(Task prompt) Using the records below, copy every line that holds the string "count".

(Input data)
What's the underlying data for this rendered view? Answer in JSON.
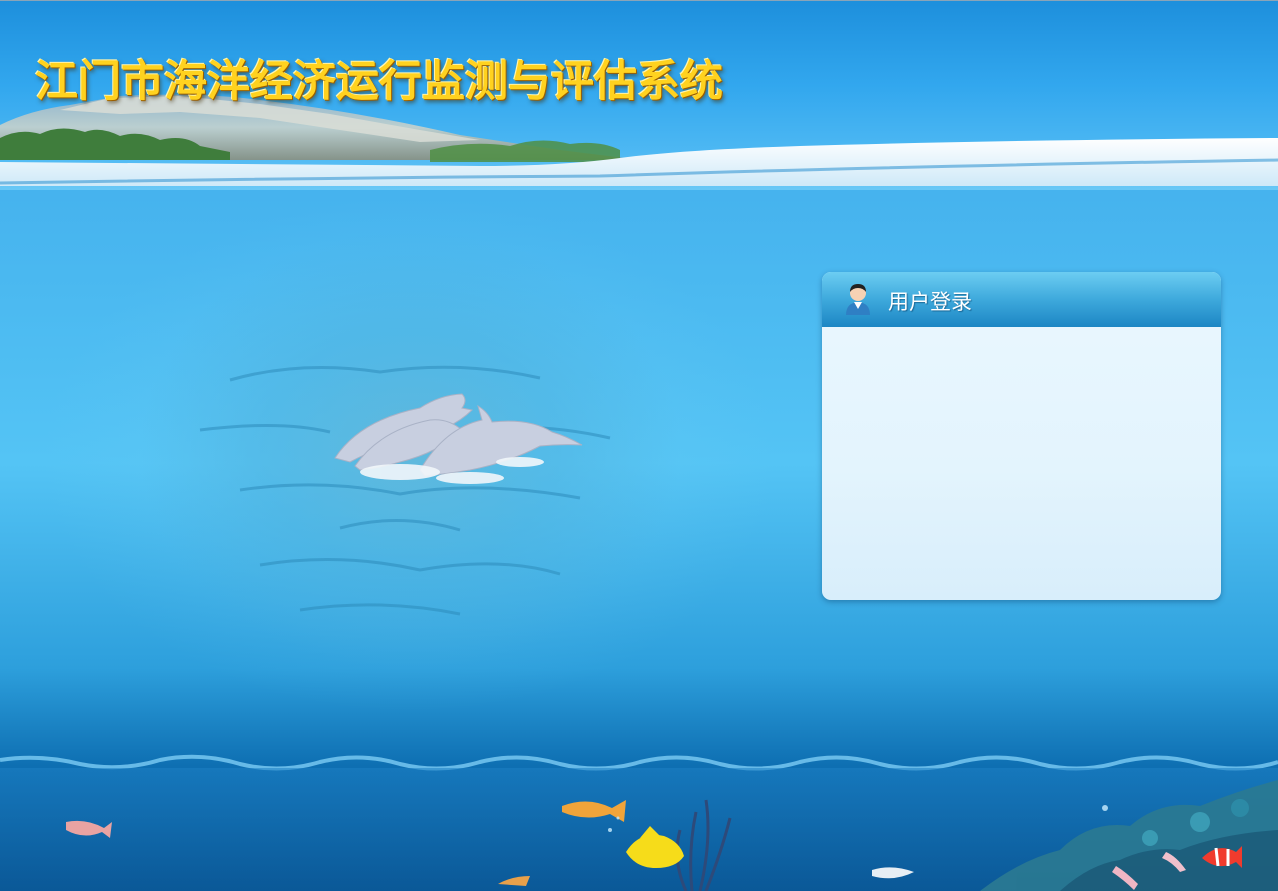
{
  "header": {
    "title": "江门市海洋经济运行监测与评估系统"
  },
  "login": {
    "title": "用户登录",
    "avatar_icon": "user-avatar-icon"
  },
  "colors": {
    "title_gold": "#ffd21f",
    "login_header_blue": "#2a97d0",
    "login_body": "#e3f4fd",
    "sky_blue": "#3aa8e8"
  }
}
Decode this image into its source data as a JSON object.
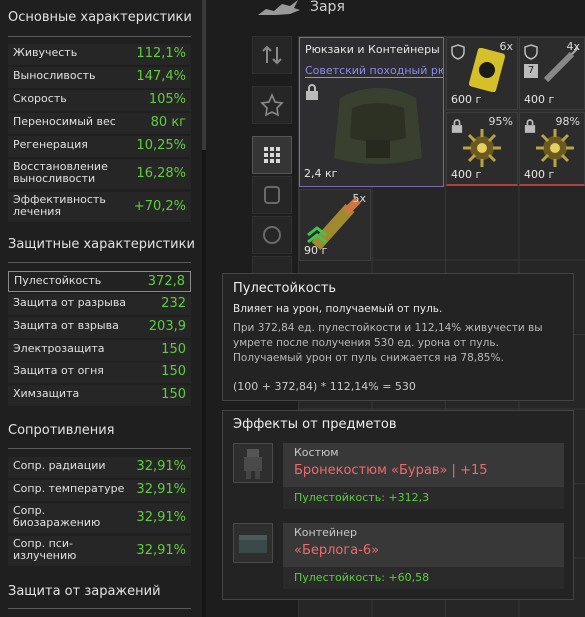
{
  "stats": {
    "sections": [
      "Основные характеристики",
      "Защитные характеристики",
      "Сопротивления",
      "Защита от заражений"
    ],
    "main": [
      {
        "label": "Живучесть",
        "value": "112,1%"
      },
      {
        "label": "Выносливость",
        "value": "147,4%"
      },
      {
        "label": "Скорость",
        "value": "105%"
      },
      {
        "label": "Переносимый вес",
        "value": "80 кг"
      },
      {
        "label": "Регенерация",
        "value": "10,25%"
      },
      {
        "label": "Восстановление выносливости",
        "value": "16,28%"
      },
      {
        "label": "Эффективность лечения",
        "value": "+70,2%"
      }
    ],
    "defense": [
      {
        "label": "Пулестойкость",
        "value": "372,8"
      },
      {
        "label": "Защита от разрыва",
        "value": "232"
      },
      {
        "label": "Защита от взрыва",
        "value": "203,9"
      },
      {
        "label": "Электрозащита",
        "value": "150"
      },
      {
        "label": "Защита от огня",
        "value": "150"
      },
      {
        "label": "Химзащита",
        "value": "150"
      }
    ],
    "resist": [
      {
        "label": "Сопр. радиации",
        "value": "32,91%"
      },
      {
        "label": "Сопр. температуре",
        "value": "32,91%"
      },
      {
        "label": "Сопр. биозаражению",
        "value": "32,91%"
      },
      {
        "label": "Сопр. пси-излучению",
        "value": "32,91%"
      }
    ]
  },
  "inventory": {
    "title": "Заря",
    "backpack": {
      "category": "Рюкзаки и Контейнеры",
      "name": "Советский походный рю...",
      "weight": "2,4 кг"
    },
    "items": [
      {
        "count": "6x",
        "weight": "600 г"
      },
      {
        "count": "4x",
        "weight": "400 г"
      },
      {
        "count": "95%",
        "weight": "400 г"
      },
      {
        "count": "98%",
        "weight": "400 г"
      },
      {
        "count": "5x",
        "weight": "90 г"
      }
    ],
    "syringe_tier": "7"
  },
  "tooltip": {
    "title": "Пулестойкость",
    "subtitle": "Влияет на урон, получаемый от пуль.",
    "para": "При 372,84 ед. пулестойкости и 112,14% живучести вы умрете после получения 530 ед. урона от пуль. Получаемый урон от пуль снижается на 78,85%.",
    "formula": "(100 + 372,84) * 112,14% = 530"
  },
  "effects": {
    "title": "Эффекты от предметов",
    "cards": [
      {
        "category": "Костюм",
        "name": "Бронекостюм «Бурав» | +15",
        "bonus": "Пулестойкость: +312,3"
      },
      {
        "category": "Контейнер",
        "name": "«Берлога-6»",
        "bonus": "Пулестойкость: +60,58"
      }
    ]
  },
  "colors": {
    "positive": "#5ecf3c",
    "item_name": "#f06a6a",
    "link": "#8a8cf0"
  }
}
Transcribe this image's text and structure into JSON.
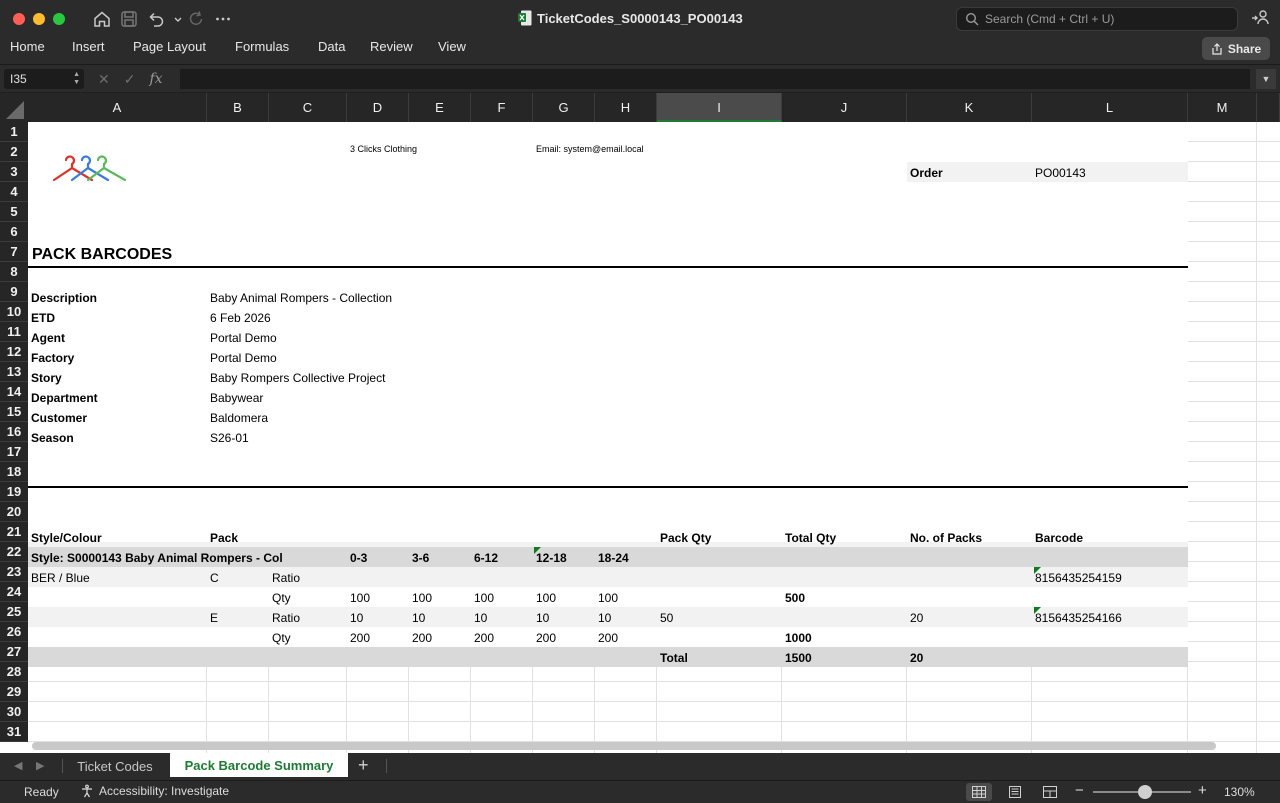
{
  "window": {
    "title": "TicketCodes_S0000143_PO00143"
  },
  "search": {
    "placeholder": "Search (Cmd + Ctrl + U)"
  },
  "ribbon": {
    "tabs": [
      "Home",
      "Insert",
      "Page Layout",
      "Formulas",
      "Data",
      "Review",
      "View"
    ],
    "share_label": "Share"
  },
  "formula_bar": {
    "name_box": "I35",
    "fx_label": "fx",
    "formula": ""
  },
  "grid": {
    "columns": [
      "A",
      "B",
      "C",
      "D",
      "E",
      "F",
      "G",
      "H",
      "I",
      "J",
      "K",
      "L",
      "M"
    ],
    "selected_column": "I",
    "rows": [
      "1",
      "2",
      "3",
      "4",
      "5",
      "6",
      "7",
      "8",
      "9",
      "10",
      "11",
      "12",
      "13",
      "14",
      "15",
      "16",
      "17",
      "18",
      "19",
      "20",
      "21",
      "22",
      "23",
      "24",
      "25",
      "26",
      "27",
      "28",
      "29",
      "30",
      "31"
    ]
  },
  "sheet": {
    "company": "3 Clicks Clothing",
    "email": "Email: system@email.local",
    "order_label": "Order",
    "order_value": "PO00143",
    "heading": "PACK BARCODES",
    "details": [
      {
        "label": "Description",
        "value": "Baby Animal Rompers - Collection"
      },
      {
        "label": "ETD",
        "value": "6 Feb 2026"
      },
      {
        "label": "Agent",
        "value": "Portal Demo"
      },
      {
        "label": "Factory",
        "value": "Portal Demo"
      },
      {
        "label": "Story",
        "value": "Baby Rompers Collective Project"
      },
      {
        "label": "Department",
        "value": "Babywear"
      },
      {
        "label": "Customer",
        "value": "Baldomera"
      },
      {
        "label": "Season",
        "value": "S26-01"
      }
    ],
    "table": {
      "headers": {
        "style_colour": "Style/Colour",
        "pack": "Pack",
        "pack_qty": "Pack Qty",
        "total_qty": "Total Qty",
        "no_of_packs": "No. of Packs",
        "barcode": "Barcode"
      },
      "style_row": "Style: S0000143 Baby Animal Rompers - Col",
      "sizes": [
        "0-3",
        "3-6",
        "6-12",
        "12-18",
        "18-24"
      ],
      "packs": [
        {
          "colour": "BER / Blue",
          "pack": "C",
          "ratio_label": "Ratio",
          "ratio": [
            "",
            "",
            "",
            "",
            ""
          ],
          "pack_qty": "",
          "no_of_packs": "",
          "barcode": "8156435254159",
          "qty_label": "Qty",
          "qty": [
            "100",
            "100",
            "100",
            "100",
            "100"
          ],
          "total_qty": "500"
        },
        {
          "colour": "",
          "pack": "E",
          "ratio_label": "Ratio",
          "ratio": [
            "10",
            "10",
            "10",
            "10",
            "10"
          ],
          "pack_qty": "50",
          "no_of_packs": "20",
          "barcode": "8156435254166",
          "qty_label": "Qty",
          "qty": [
            "200",
            "200",
            "200",
            "200",
            "200"
          ],
          "total_qty": "1000"
        }
      ],
      "total_label": "Total",
      "total_qty": "1500",
      "total_packs": "20"
    }
  },
  "sheet_tabs": [
    {
      "label": "Ticket Codes",
      "active": false
    },
    {
      "label": "Pack Barcode Summary",
      "active": true
    }
  ],
  "status": {
    "ready": "Ready",
    "accessibility": "Accessibility: Investigate",
    "zoom": "130%"
  },
  "colors": {
    "accent": "#1e7b34",
    "logo_red": "#d9342b",
    "logo_blue": "#3a7bd5",
    "logo_green": "#5cb85c"
  }
}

(Result)
        "count": "6x",
        "count": "4x",
        "count": "95%",
        "count": "98%",
        "count": "5x",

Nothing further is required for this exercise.